And if you missed the chance earlier and would still like to respond to my question, “What are you struggling with the most right now?” email me at Carolyn@hearingtheheartbeat.com. I read and pray over every response.

Photo by Cristian Newman on Unsplash

When life goes up in flames

Photo by Stephen Radford on Unsplash

God, sometimes there are no words.

What can one say when a mother who has made her way safely through the explosive streets of Syria weeps for her seven children lost to flames in a “safe” country, in the sleepy quietness of their own beds? When her husband can’t even weep with her as he lies in a coma? What words could possibly express the depth of the anguish, or speak the least bit of comfort into a pain like that?

Across the world we stand in stunned silence, the grief in our own gut swallowing words we might once have had.

Words, which sometimes seem so powerful, aren’t enough for a pain like this.

They aren’t enough even for the smaller flames licking around the edges of our own lives, consuming us in a slower, more hidden way: the burns of radiation on one body, of grief in another; the unexpected explosion of words or tears fuelled by hidden pain that is forcing its way to the surface, crying, “See me! Hear me! Love me!”

Everything in me aches with the longing to comfort, to help, to compensate for the terror and make the wrong right. I feel again my smallness, my lack of power against the flames.

I can find only three words: Lord, have mercy.

They seem so small. 

But as I wait in the silence, the weight of it all heavy within me, I realize all over again: 

You, God, know that words, though strong enough to speak the world into being and to call Lazarus from the grave, are not enough for the greatest of our pains.

You know that pain of the heart can’t be touched with an appeal to the head. We need to be met in that place of our pain, heart to heart, gut to gut, the pain shared rather than reasoned into submission. 

And so You come to us not first as a teacher with lessons to impart, but as a father who has compassion on his children, a mother who can’t forget the child she has borne and quiets us with her love, a midwife who, rather than explaining the principles of labor, stays close, a calming presence, and helps us find courage to keep breathing through the pain.

You come as our father, running into the flames to rescue your children.

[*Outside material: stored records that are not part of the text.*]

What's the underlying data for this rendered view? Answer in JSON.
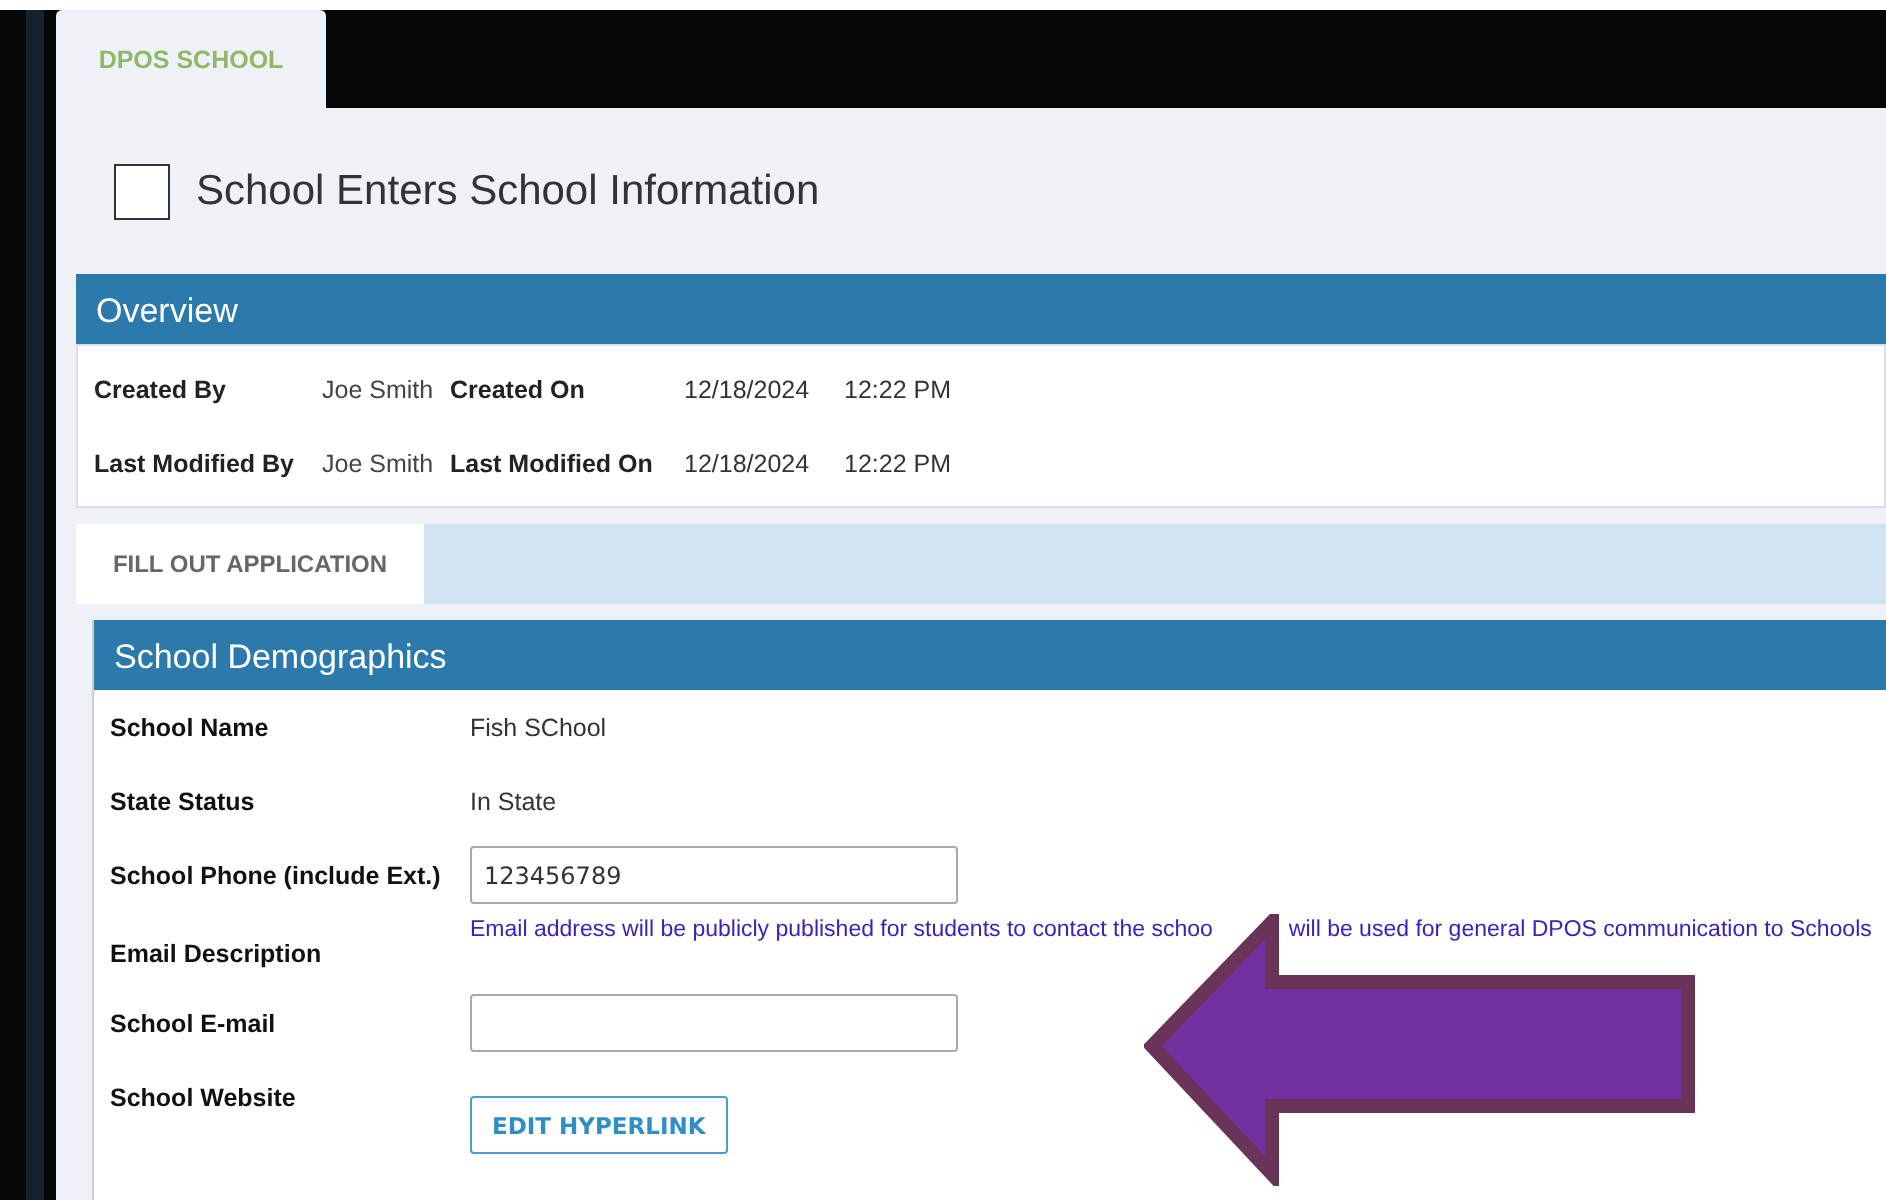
{
  "top_tab": {
    "label": "DPOS SCHOOL",
    "selected": true
  },
  "page_title": {
    "text": "School Enters School Information",
    "checked": false
  },
  "overview": {
    "title": "Overview",
    "rows": [
      {
        "label": "Created By",
        "value": "Joe Smith",
        "label_2": "Created On",
        "date": "12/18/2024",
        "time": "12:22 PM"
      },
      {
        "label": "Last Modified By",
        "value": "Joe Smith",
        "label_2": "Last Modified On",
        "date": "12/18/2024",
        "time": "12:22 PM"
      }
    ]
  },
  "tabs": [
    {
      "label": "FILL OUT APPLICATION",
      "selected": true
    }
  ],
  "section": {
    "title": "School Demographics",
    "fields": [
      {
        "kind": "text",
        "label": "School Name",
        "value": "Fish SChool"
      },
      {
        "kind": "text",
        "label": "State Status",
        "value": "In State"
      },
      {
        "kind": "input",
        "label": "School Phone (include Ext.)",
        "value": "123456789"
      },
      {
        "kind": "note",
        "label": "Email Description",
        "value": "Email address will be publicly published for students to contact the schoo",
        "value_2": "will be used for general DPOS communication to Schools"
      },
      {
        "kind": "input",
        "label": "School E-mail"
      },
      {
        "kind": "button",
        "label": "School Website",
        "value": "EDIT HYPERLINK"
      }
    ]
  }
}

As our mother who will one day wipe away our tears forever. And who longs for us to turn from the corner where we ache alone and weep our pain on your shoulder and begin to receive your comfort now.

For this is what the LORD says:

“. . . As a mother comforts her child,

so I will comfort you. . .” (Isaiah 66:12-13)